Go through the data and copy each line that holds "Guardar".

*-*-*

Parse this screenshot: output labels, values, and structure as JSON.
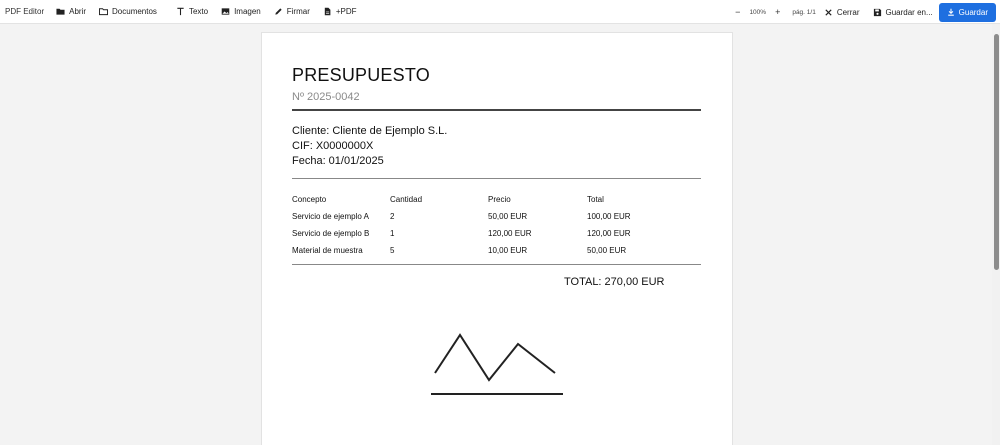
{
  "toolbar": {
    "brand": "PDF Editor",
    "open_label": "Abrir",
    "documents_label": "Documentos",
    "text_label": "Texto",
    "image_label": "Imagen",
    "sign_label": "Firmar",
    "add_pdf_label": "+PDF",
    "zoom_out": "−",
    "zoom_level": "100%",
    "zoom_in": "+",
    "page_info": "pág. 1/1",
    "close_label": "Cerrar",
    "save_as_label": "Guardar en...",
    "save_label": "Guardar",
    "accent_color": "#1e6fe0"
  },
  "document": {
    "title": "PRESUPUESTO",
    "number": "Nº 2025-0042",
    "client": "Cliente: Cliente de Ejemplo S.L.",
    "cif": "CIF: X0000000X",
    "date": "Fecha: 01/01/2025",
    "table": {
      "headers": [
        "Concepto",
        "Cantidad",
        "Precio",
        "Total"
      ],
      "rows": [
        [
          "Servicio de ejemplo A",
          "2",
          "50,00 EUR",
          "100,00 EUR"
        ],
        [
          "Servicio de ejemplo B",
          "1",
          "120,00 EUR",
          "120,00 EUR"
        ],
        [
          "Material de muestra",
          "5",
          "10,00 EUR",
          "50,00 EUR"
        ]
      ]
    },
    "total": "TOTAL: 270,00 EUR"
  }
}
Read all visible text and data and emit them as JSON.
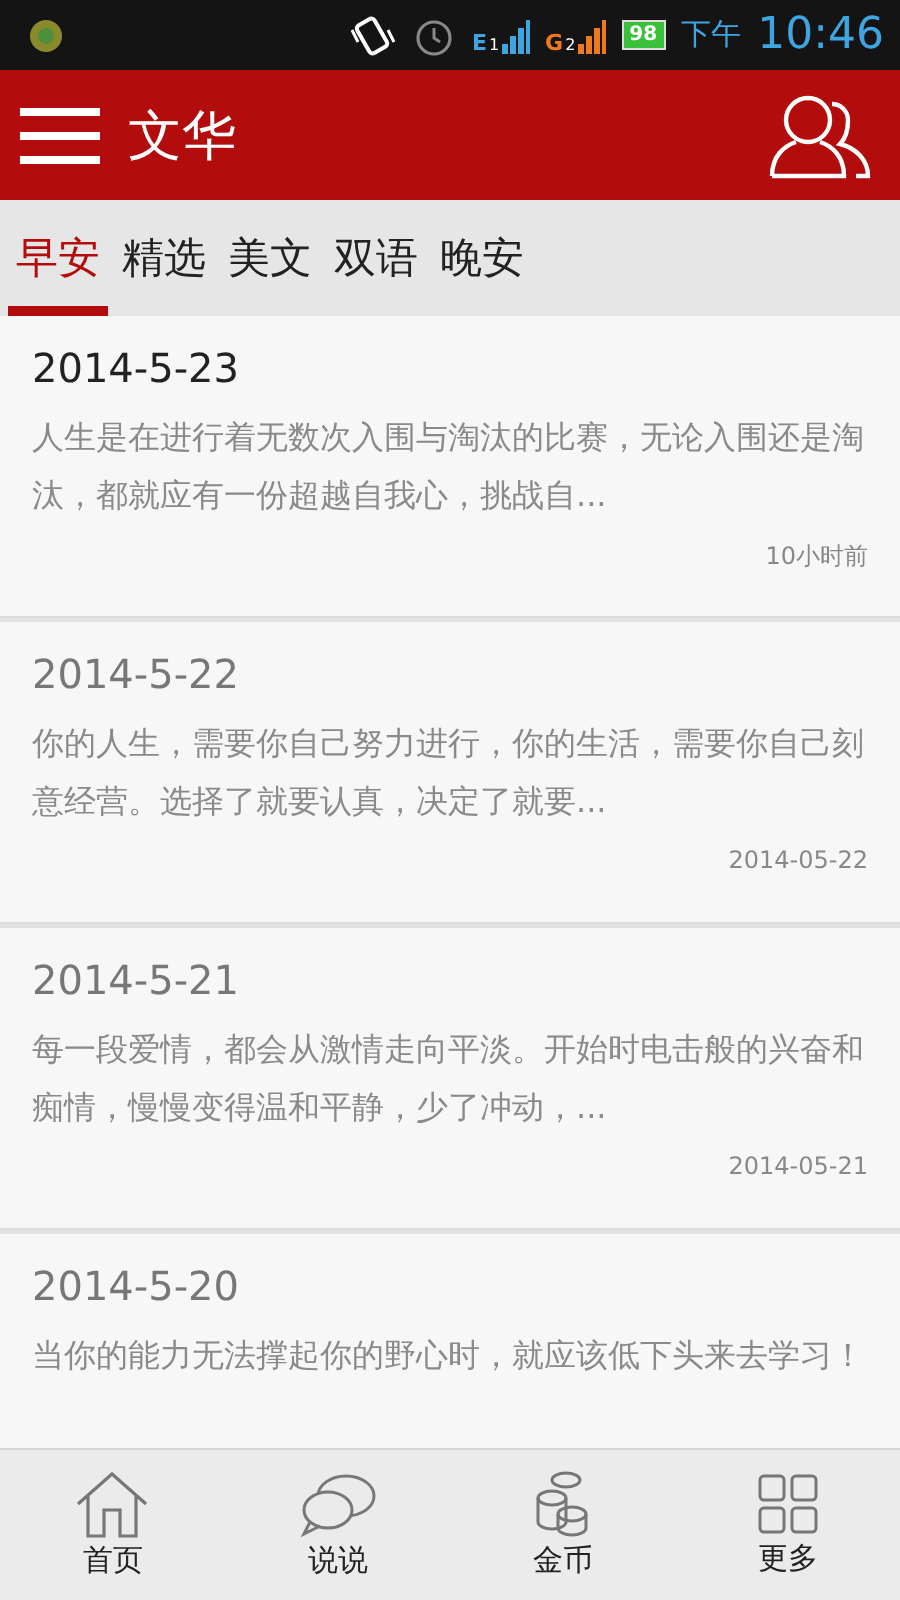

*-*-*

**Response:**
    "save_as_label": "Guardar en...",
    "save_label": "Guardar",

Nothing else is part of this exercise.